The films and the TV series The Clone Wars and Star Wars Rebels do the best job of fleshing out the universe in a (fairly) consistent fashion without introducing too many inconsistencies or too much incoherence. In fact, with a tight remake of the prequels, a lot of the biggest problems could be addressed. Most pressing in my mind is why Ahsoka Tano and other events from the Clone Wars wouldn’t be mentioned in The Revenge of the Sith. These provide a much more compelling reason for Anakin to turn to the Dark Side than what we see in the prequels. The prequels should be good movies. They make more sense once you dive deep into the Clone Wars, but they’re still awful—both individually as films and as a trio of movies.
The novels as a whole don’t add as much to the transmedia environment, even though I liked the unique perspectives in both Lost Stars and Battlefront: Twilight Company quite a lot. Fiction provides access to characters’ thought processes and emotions, but perhaps we know characters like Han Solo and Leia Organa so well that a novel might not tell us anything we don’t already know. Dark Disciple, however, is a great example of taking two minor characters and spinning out a compelling story that deepens our understanding of the world. The events in Dark Disciple provide another great example as to why Anakin would become disgusted with the Jedi Order.
The comics, most specifically the Star Wars and Darth Vader series, feel more consistent with the galaxy as presented in the TV series than in the one shown in the films. One of the things I asked myself throughout this project was “Do I believe that this is truly happening in this timeline? Does it fit with everything else I know?” When reading the comics, the answer is generally no, even if I like the story lines. The characters are consistent and the plots are usually interesting, but I don’t think these events are really what’s happening in and around the films. The timeline presents the biggest problem problem. The main characters would be impossibly busy and emotionally spent if they truly had so much happening in such a compressed time span. The two-volume series Kanan: The Last Padawan and Kanan: First Blood are good examples of how a short series can help round things out though. Those two volumes provide an excellent bridge from The Clone Wars and Revenge of the Sith to Rebels—much better in my mind than the novel A New Dawn, which explains how Kanan joined up with Hera.

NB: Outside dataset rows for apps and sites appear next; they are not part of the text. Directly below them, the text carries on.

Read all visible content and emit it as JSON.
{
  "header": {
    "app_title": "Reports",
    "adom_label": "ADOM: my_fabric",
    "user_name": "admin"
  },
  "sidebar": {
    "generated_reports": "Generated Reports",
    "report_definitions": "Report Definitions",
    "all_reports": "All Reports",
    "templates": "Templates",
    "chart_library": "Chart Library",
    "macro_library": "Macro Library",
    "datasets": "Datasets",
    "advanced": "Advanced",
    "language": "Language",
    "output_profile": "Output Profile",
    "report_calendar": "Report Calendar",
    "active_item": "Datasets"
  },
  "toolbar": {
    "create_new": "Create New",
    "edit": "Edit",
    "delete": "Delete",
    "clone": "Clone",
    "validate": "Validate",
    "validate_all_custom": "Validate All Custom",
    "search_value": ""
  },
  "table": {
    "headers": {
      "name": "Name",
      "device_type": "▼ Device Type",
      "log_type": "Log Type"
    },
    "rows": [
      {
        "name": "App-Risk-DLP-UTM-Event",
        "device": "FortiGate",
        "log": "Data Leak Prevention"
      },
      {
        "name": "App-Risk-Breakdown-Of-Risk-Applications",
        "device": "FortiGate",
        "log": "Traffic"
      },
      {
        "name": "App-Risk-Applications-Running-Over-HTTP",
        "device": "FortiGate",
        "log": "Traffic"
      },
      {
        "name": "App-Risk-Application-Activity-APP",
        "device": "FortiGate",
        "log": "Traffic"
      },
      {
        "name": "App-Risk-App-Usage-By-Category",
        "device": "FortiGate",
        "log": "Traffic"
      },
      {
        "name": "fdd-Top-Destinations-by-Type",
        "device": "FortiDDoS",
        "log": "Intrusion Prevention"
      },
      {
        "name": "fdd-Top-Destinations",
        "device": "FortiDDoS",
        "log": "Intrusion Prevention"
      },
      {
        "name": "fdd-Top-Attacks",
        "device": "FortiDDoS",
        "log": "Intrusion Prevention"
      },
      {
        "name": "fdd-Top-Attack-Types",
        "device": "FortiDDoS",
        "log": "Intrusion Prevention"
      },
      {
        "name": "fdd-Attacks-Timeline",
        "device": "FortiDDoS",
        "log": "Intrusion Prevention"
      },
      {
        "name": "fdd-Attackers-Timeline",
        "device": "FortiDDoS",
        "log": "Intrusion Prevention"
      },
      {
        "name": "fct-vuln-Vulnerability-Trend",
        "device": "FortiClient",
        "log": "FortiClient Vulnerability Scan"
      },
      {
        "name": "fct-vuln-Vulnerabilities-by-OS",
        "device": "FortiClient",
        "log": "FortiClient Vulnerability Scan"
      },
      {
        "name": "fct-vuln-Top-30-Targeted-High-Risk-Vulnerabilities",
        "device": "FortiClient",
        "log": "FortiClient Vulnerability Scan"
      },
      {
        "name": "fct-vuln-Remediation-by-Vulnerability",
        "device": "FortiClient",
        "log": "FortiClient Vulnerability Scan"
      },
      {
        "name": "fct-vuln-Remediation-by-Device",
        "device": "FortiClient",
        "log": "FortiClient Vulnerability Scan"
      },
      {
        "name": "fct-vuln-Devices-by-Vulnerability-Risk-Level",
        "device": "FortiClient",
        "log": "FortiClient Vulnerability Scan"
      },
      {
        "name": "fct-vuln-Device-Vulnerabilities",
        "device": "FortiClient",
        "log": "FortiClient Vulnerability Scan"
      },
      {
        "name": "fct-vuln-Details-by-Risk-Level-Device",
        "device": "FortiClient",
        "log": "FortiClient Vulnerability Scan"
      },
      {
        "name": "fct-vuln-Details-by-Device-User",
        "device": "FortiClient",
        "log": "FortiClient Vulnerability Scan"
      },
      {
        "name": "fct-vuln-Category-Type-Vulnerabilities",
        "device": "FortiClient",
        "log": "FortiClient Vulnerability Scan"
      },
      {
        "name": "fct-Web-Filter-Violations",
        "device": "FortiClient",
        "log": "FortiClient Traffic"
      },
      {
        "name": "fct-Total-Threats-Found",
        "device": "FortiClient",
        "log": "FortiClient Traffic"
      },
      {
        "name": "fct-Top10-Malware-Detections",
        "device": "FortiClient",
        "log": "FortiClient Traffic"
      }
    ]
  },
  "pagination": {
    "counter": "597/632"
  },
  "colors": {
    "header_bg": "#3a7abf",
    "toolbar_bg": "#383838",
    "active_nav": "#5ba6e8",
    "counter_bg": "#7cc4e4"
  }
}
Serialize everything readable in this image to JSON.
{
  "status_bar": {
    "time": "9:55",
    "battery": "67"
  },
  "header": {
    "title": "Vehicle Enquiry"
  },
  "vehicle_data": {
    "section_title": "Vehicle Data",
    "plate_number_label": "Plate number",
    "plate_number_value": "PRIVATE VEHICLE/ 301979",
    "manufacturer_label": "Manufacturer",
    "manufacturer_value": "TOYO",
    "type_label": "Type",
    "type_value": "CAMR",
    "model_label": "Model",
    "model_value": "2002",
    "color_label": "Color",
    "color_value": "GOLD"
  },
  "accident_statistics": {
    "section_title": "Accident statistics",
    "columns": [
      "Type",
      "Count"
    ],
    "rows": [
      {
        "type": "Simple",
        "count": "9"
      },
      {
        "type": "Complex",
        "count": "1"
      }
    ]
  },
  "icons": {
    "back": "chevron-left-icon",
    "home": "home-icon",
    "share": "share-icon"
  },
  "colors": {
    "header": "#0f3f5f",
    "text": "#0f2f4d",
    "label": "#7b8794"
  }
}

The franchise is still trying to work out how to do this transmedia storytelling thing, with stories set in a single universe with a coherent timeline, and do it well. It’s fun to watch it unfold. Happily, Disney has an aggressive plan to expand across all forms of media, so it will give me something to explore for years to come. Also, I’m really excited to see what my students will do with these questions come fall. The sheer volume of work means I can use the same course structure and explore the same questions, but select different texts each time. That’s a huge bonus too.
Overall, it has been a fun ride and it’s not over. There are new books coming in April and May and then Star Wars Rebels season 4 will be out soon enough, as well as trying to keep up with the constant flow of comics. The end is nowhere is sight.